  • 60 g KH2PO4
  • 10 g sodium citrate · 2 H2O
  • Ad to 1,000 mL with deionized H2O
MNGE medium
  • 1 mL 10x MN medium
  • 400 µL Glucose (50%)
  • 50 µL Potassium glutamate 40%)
  • 50 µL Iron Ferric Ammonium Citrate, 2.2 mg/mL
  • 100 µL Tryptophane
  • 30 µL 1 M MgSO4
  • 8.37 mL deionized H2O
  • +/- 100 µL CAA (10%)


50x TAE buffer
  • 242 g Tris-base
  • 57.1 mL Acetic acid (100%)
  • 100 mL 0.5 M EDTA, pH 8.0
  • Ad to 1,000 mL with deionized H2O
10x CCR/MMR buffer
  • 200 mM Tris-HCl, pH 8.5
  • 30 mM MgCl2
  • 0.5 M KCl
  • 5 mM NAD+
  • 0.4 mg/mL BSA
Buffer W
  • 12.114 g Tris-base
  • 8.77 g NaCl
  • 0.3722 g Na2EDTA · 2 H2O
  • Adjust the pH with HCl to 8.0
  • Ad to 1,000 mL with deionized H2O
Buffer E
  • 0.027 g D-Desthiobiotin (25 mM)
  • Add 50 mL buffer W
Fixation solution
  • 10% Acetic acid
  • 45% Methanol (toxic!)
Staining solution
  • 0.5% Coomassie Brillant blue
  • 10% Acetic acid
  • 45% Methanol (toxic!)
De-staining solution
  • 5% Acetic acid
  • 20% Ethanol
10x PAGE buffer
  • 144 g L-Glycine
  • 30 g Tris-base
  • 10 g SDS
  • Ad to 1,000 mL with deionized H2O
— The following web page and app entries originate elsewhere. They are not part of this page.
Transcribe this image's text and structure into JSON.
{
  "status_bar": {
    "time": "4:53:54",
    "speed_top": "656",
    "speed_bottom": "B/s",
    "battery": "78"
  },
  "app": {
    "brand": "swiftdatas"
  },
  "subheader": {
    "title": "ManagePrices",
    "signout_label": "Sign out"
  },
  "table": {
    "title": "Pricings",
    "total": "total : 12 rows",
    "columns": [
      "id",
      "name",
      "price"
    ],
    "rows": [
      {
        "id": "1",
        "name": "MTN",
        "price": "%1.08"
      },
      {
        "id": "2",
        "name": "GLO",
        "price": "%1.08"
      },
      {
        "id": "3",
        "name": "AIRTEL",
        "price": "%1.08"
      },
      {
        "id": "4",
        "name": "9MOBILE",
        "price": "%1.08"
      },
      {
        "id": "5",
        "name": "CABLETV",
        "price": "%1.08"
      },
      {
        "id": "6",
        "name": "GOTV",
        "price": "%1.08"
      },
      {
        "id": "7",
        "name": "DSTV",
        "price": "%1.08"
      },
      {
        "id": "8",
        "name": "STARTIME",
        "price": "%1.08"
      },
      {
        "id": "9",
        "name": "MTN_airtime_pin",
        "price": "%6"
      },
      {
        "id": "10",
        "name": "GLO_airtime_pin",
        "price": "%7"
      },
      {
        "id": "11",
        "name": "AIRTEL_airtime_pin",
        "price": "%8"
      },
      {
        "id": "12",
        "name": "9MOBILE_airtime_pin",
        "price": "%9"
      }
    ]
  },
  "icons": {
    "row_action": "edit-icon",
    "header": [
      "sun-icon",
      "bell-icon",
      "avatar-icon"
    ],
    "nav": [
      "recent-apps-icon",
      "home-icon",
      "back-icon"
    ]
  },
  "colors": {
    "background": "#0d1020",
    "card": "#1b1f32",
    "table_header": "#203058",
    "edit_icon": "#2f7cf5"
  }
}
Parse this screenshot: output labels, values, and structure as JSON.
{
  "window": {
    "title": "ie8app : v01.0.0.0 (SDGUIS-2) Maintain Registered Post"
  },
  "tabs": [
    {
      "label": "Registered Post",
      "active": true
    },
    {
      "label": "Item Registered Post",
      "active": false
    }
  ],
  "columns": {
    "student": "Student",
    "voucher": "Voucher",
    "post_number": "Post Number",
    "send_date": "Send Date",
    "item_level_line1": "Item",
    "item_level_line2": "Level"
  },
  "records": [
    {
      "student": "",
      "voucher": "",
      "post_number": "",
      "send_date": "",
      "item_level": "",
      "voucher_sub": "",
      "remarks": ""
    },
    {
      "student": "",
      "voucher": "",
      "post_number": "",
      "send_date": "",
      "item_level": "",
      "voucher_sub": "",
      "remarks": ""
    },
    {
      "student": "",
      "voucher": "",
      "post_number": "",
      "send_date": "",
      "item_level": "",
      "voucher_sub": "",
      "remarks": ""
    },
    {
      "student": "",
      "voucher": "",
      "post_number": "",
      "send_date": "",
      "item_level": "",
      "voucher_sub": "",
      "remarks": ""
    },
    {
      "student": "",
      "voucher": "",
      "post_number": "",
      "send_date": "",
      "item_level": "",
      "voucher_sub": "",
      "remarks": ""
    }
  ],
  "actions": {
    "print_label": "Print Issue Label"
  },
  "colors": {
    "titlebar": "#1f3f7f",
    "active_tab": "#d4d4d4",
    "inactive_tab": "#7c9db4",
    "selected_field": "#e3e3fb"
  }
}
  • 2.38 g IPTG
  • Ad to 10 mL with deionized H2O
  • Sterilization by filtration, store at -20°C in aliquots.
5y DNA loading dye
  • 5 mL Glycerol (100%)
  • 4.5 mL deionized H2O
  • 0.2 mL 50x TAE
  • 0.01 g Bromphenol blue
  • 0.01 g Xylene cyanol
6x SDS loading dye
  • 2.5 mL Tris-HCl, pH 6.8
  • 600 µL β-Mercaptoethanol
  • 1.2 g SDS
  • 7.5 mL Glycerol
  • 150 µL Bromphenol blue (2% in EtOH)
Expression mix
  • 500 µL Yeast extract (5%)
  • 250 µL CAA (10%)
  • 50 µL Tryptophane (5 mg/mL)
  • 250 µL sterile H2O
  • Suitable for 10 samples
5x Lugol solution
  • 100 g K-iodide
  • 50 g iodine
  • Ad to 1,000 mL with deionized H2O
  • 100 mg Lysozyme
  • 10 mg DNase I
  • Ad to 10 mL with deionized H2O
  • Store 500 µL aliquots at -20°C
Z buffer
  • 60 mM Na2HPO4
  • 40 mM NaH2PO4
  • 1 mM KCl
  • 1 mM MgSO4
  • 50 mM β-Mercaptoethanol (toxic!)

Chromogenic substrates

  • 80 mg 5-Brom-4-chor-3-indoxyl-β-D-galactopyranosid
  • Add 1 mL DMF(N,N-Dimethylformamide) or DMSO
  • 4 mg o-Nitrophenyl-β-D-Galactopyranoside (ONPG)
  • Add 1 mL Z buffer without β-Mercaptoethanol